- _Required work_
Quote the entries word for word. Omit the pictures.

- _Source material_
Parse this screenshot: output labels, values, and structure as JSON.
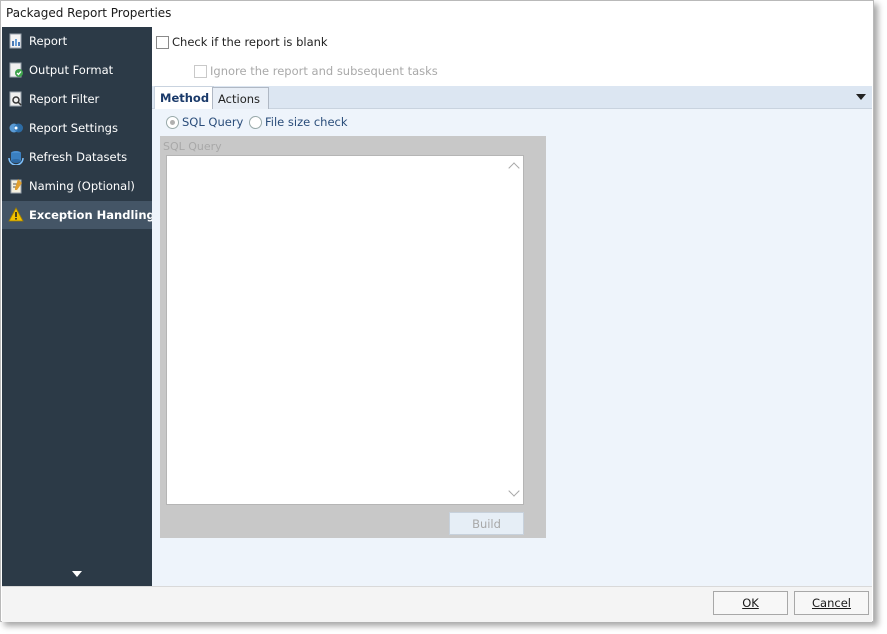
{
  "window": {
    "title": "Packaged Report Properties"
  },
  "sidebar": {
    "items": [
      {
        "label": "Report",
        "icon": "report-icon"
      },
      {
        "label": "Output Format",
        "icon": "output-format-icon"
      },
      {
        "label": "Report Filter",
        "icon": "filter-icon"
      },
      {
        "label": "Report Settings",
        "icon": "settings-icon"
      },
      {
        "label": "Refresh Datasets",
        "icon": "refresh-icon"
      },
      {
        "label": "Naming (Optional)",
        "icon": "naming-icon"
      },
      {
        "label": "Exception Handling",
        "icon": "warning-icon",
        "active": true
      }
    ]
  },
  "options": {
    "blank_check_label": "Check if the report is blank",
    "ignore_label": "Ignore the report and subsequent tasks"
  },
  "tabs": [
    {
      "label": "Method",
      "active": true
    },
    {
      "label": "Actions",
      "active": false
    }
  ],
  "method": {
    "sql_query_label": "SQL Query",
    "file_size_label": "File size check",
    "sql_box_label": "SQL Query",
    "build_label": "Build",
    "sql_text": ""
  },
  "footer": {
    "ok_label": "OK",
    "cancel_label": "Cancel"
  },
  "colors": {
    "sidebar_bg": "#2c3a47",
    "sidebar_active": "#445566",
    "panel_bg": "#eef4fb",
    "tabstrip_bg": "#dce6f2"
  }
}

- _Result of the task_
Parse this screenshot: output labels, values, and structure as JSON.
{
  "window": {
    "title": "Packaged Report Properties"
  },
  "sidebar": {
    "items": [
      {
        "label": "Report",
        "icon": "report-icon"
      },
      {
        "label": "Output Format",
        "icon": "output-format-icon"
      },
      {
        "label": "Report Filter",
        "icon": "filter-icon"
      },
      {
        "label": "Report Settings",
        "icon": "settings-icon"
      },
      {
        "label": "Refresh Datasets",
        "icon": "refresh-icon"
      },
      {
        "label": "Naming (Optional)",
        "icon": "naming-icon"
      },
      {
        "label": "Exception Handling",
        "icon": "warning-icon",
        "active": true
      }
    ]
  },
  "options": {
    "blank_check_label": "Check if the report is blank",
    "ignore_label": "Ignore the report and subsequent tasks"
  },
  "tabs": [
    {
      "label": "Method",
      "active": true
    },
    {
      "label": "Actions",
      "active": false
    }
  ],
  "method": {
    "sql_query_label": "SQL Query",
    "file_size_label": "File size check",
    "sql_box_label": "SQL Query",
    "build_label": "Build",
    "sql_text": ""
  },
  "footer": {
    "ok_label": "OK",
    "cancel_label": "Cancel"
  },
  "colors": {
    "sidebar_bg": "#2c3a47",
    "sidebar_active": "#445566",
    "panel_bg": "#eef4fb",
    "tabstrip_bg": "#dce6f2"
  }
}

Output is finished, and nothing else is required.